Almost five years ago, José Buera was looking for a vintage Properre Pierre-Louis loa for his vodou art collection. After a year of looking with no success, he stumbled into Gael Monnin though a mutual contact in the Small World Network. Promptly Gael offered him a unique piece from her family collection that José could not refuse. Grateful for having been offered an opportunity to acquire such a rare piece, José invited Gael to visit Casa de Campo. Gael accepted on one condition, she would come as long as she could have an art exhibit over in the DR. Three weeks after the purchase, Gael showed up in Punta Minitas with a truckload of Haitian paintings and her sister, internationally renowned painter Pascale Monnin.
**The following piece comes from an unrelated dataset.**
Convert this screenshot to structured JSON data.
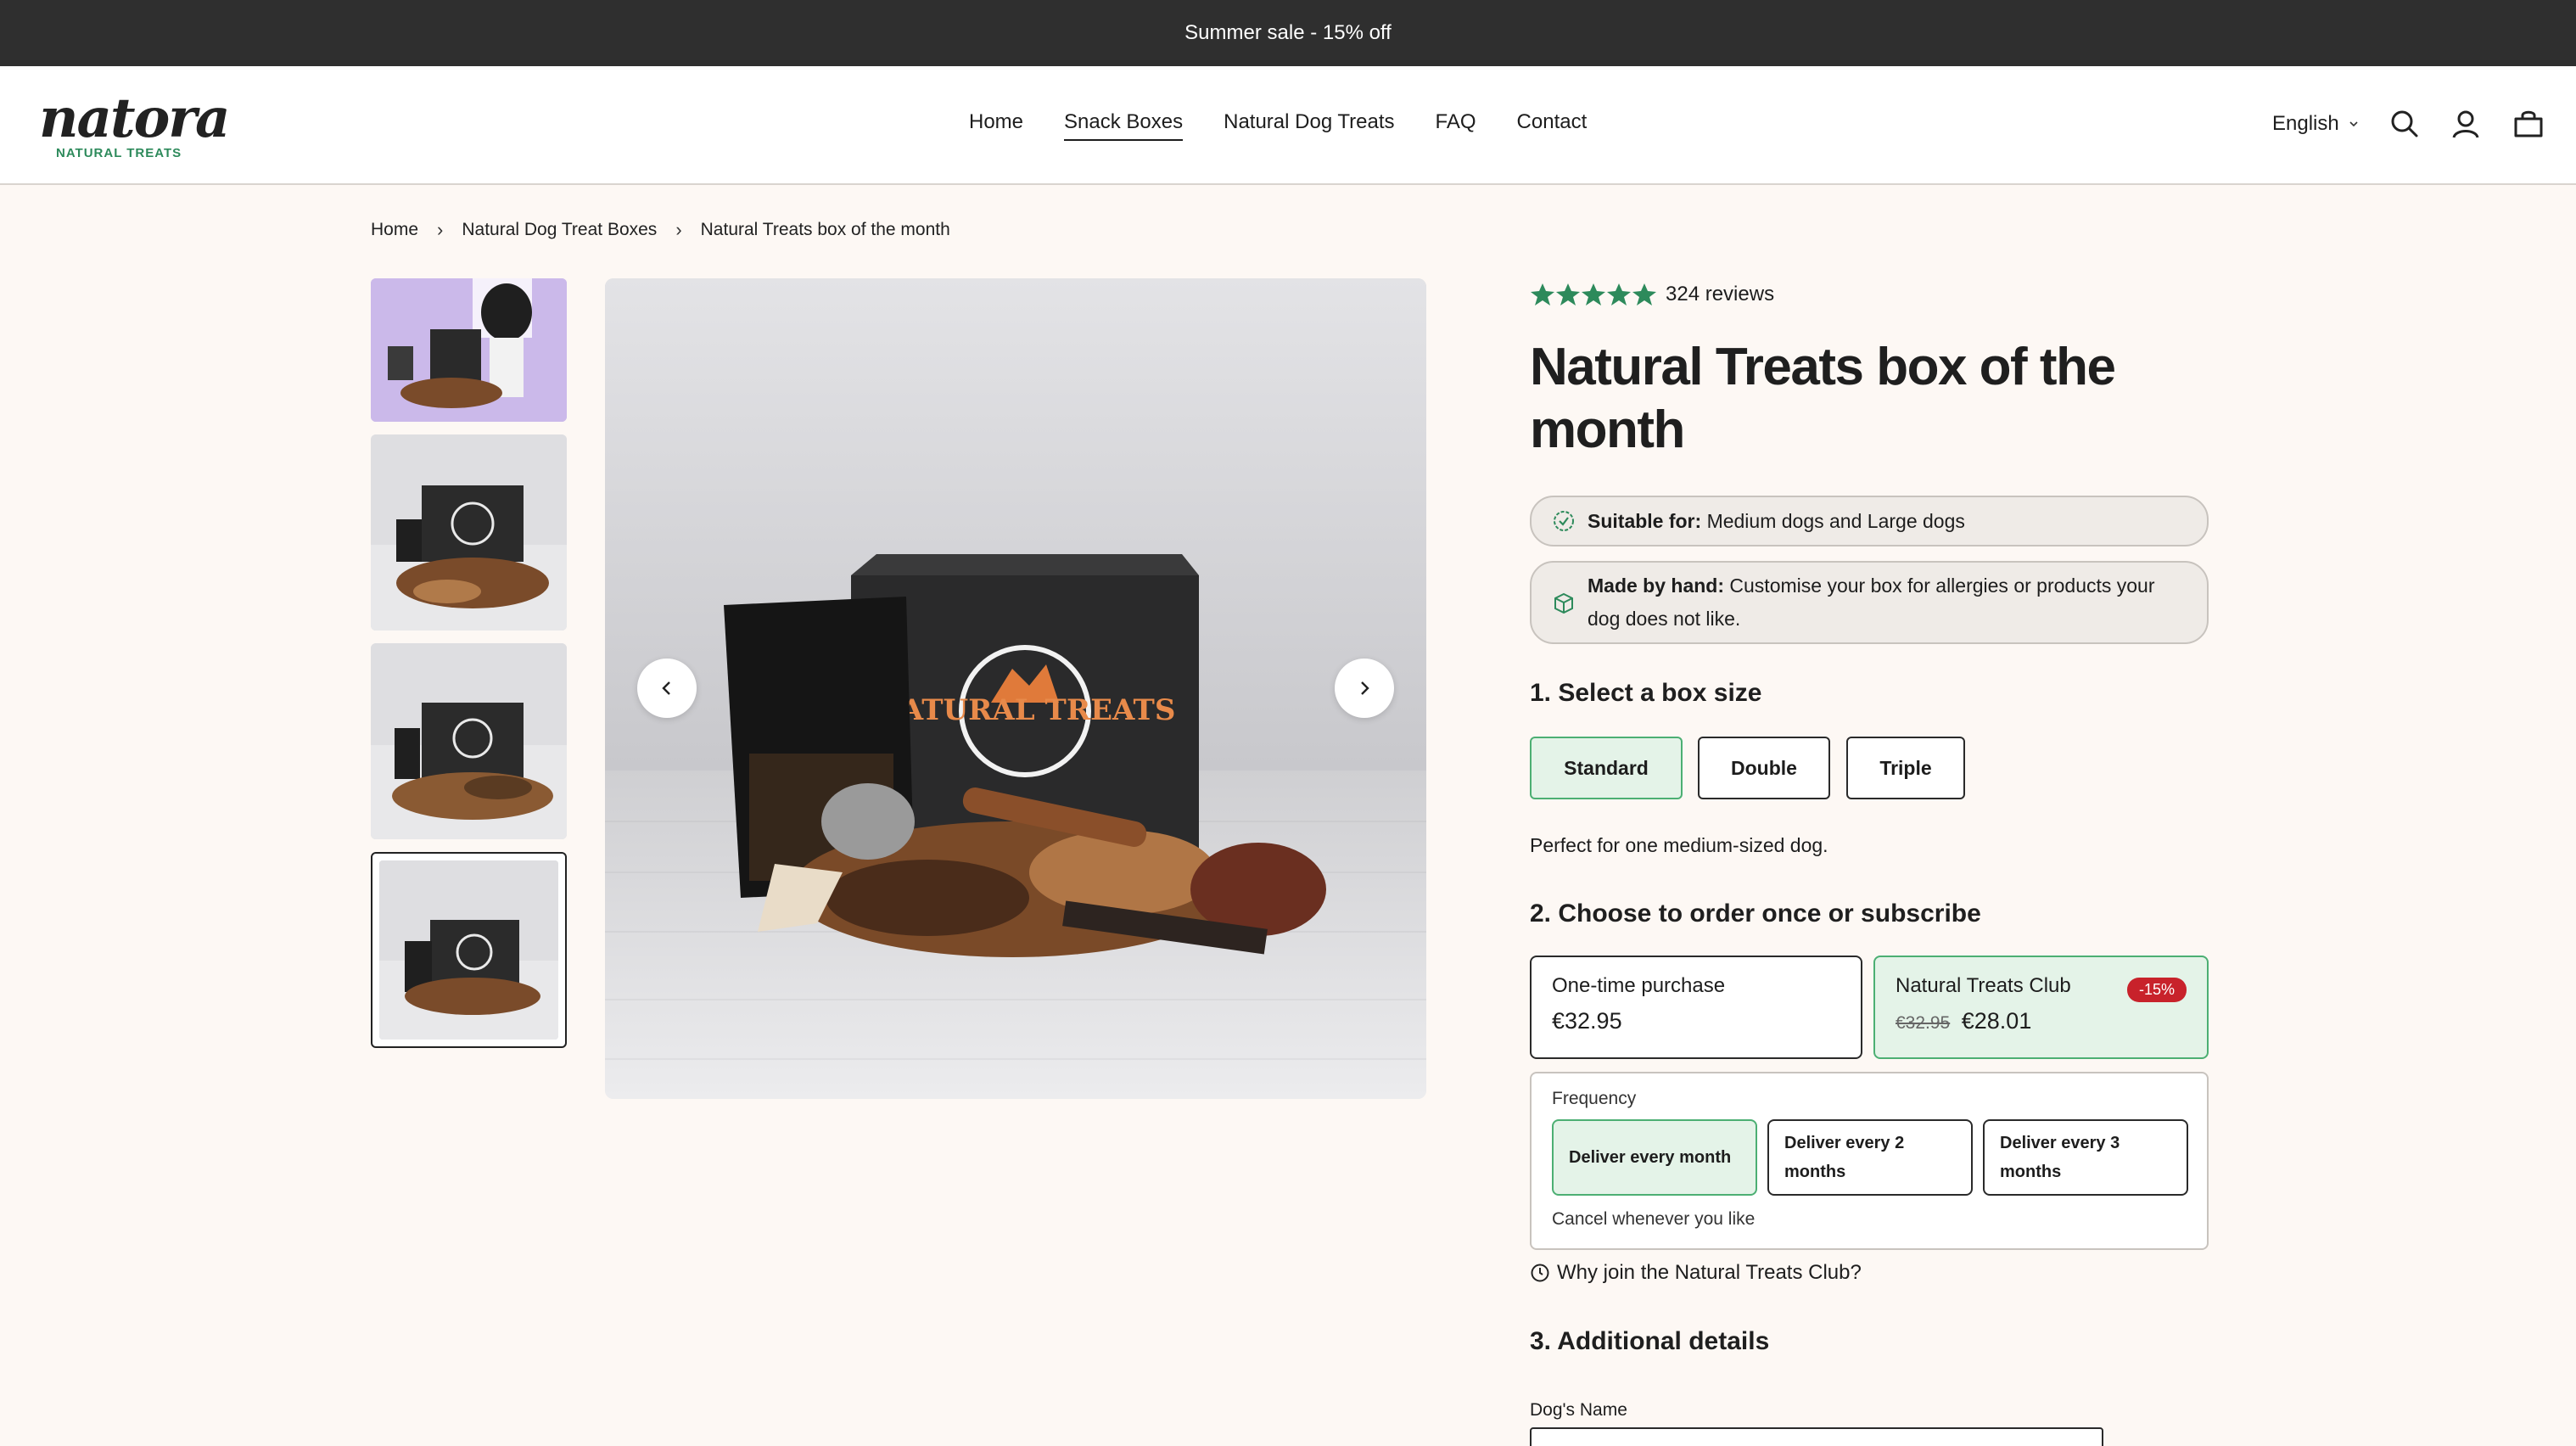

And so was the beginning of a great friendship.
Gael and Jose, both shocked at the lack of mutual knowledge between the neighboring nations, seized the chance to use the art exhibit as a way to promote Haitian culture in the Dominican Republic. Now on its fourth year, the art exhibit and party has become a fun way for Casa de Campo residents and villa owners to get a glimpse at parts of Haitian culture otherwise alien to the Dominican community.
The setting for the annual Haitian Art Exhibit, is a work of art itself – Punta Minitas 37. A modernist Caribbean villa that when finished in the mid 80s was literally on the edge of the resort, and now finds itself in the heart of it. The villa overlooks the Marina Casa de Campo and the Caribbean Sea, providing an ideal setting for enjoying Haitian art.
For those not familiar with modern Hatian Art, this event is one to make sure to attend. Haitian Art is unique in its combination of ancestral traditions with outstanding craftmanship. Its origins date to the early 20th century, when untrained local craftmen were given access to paint and brushes developing their unique way of capturing their world around them. Vodou and its rituals are ever present in Haitian art, just as it permeates Haitian daily life. From its early origins in the 20th century Haitian art has travelled a varied path from the creation of art naïve to the development of internationally recognized as like Hyppolite, and movements like the Saint Soleil. Ever evolving, new faces have appeared in the Haitian art scene that continues to capture international recognition, with painters like Mario Benjamin or sculptors like Lherrison.
This year’s exhibit focuses on pieces from Haitian contemporary art scene, highlighting works from Mario Banjamin, Pascale Monnin, Marc Lee Stead, or Clerisier, combined with Vodou religious art sculptures and artifacts.
To learn a little more about the History of Haitian Art, visit: http://www.discoverhaiti.com/artsynop.htm
The exhibition is open to all art lovers in Casa de Campo whom may be looking to experience something new, or may just be looking for that perfect piece for their foyer. So whether your in the mood for something a little exotic, or just up for a fun evening of art and culture with friends, be sure drop by this Saturday after 7 pm.
For additional event information for those of you with Facebook accounts, please visit our event page.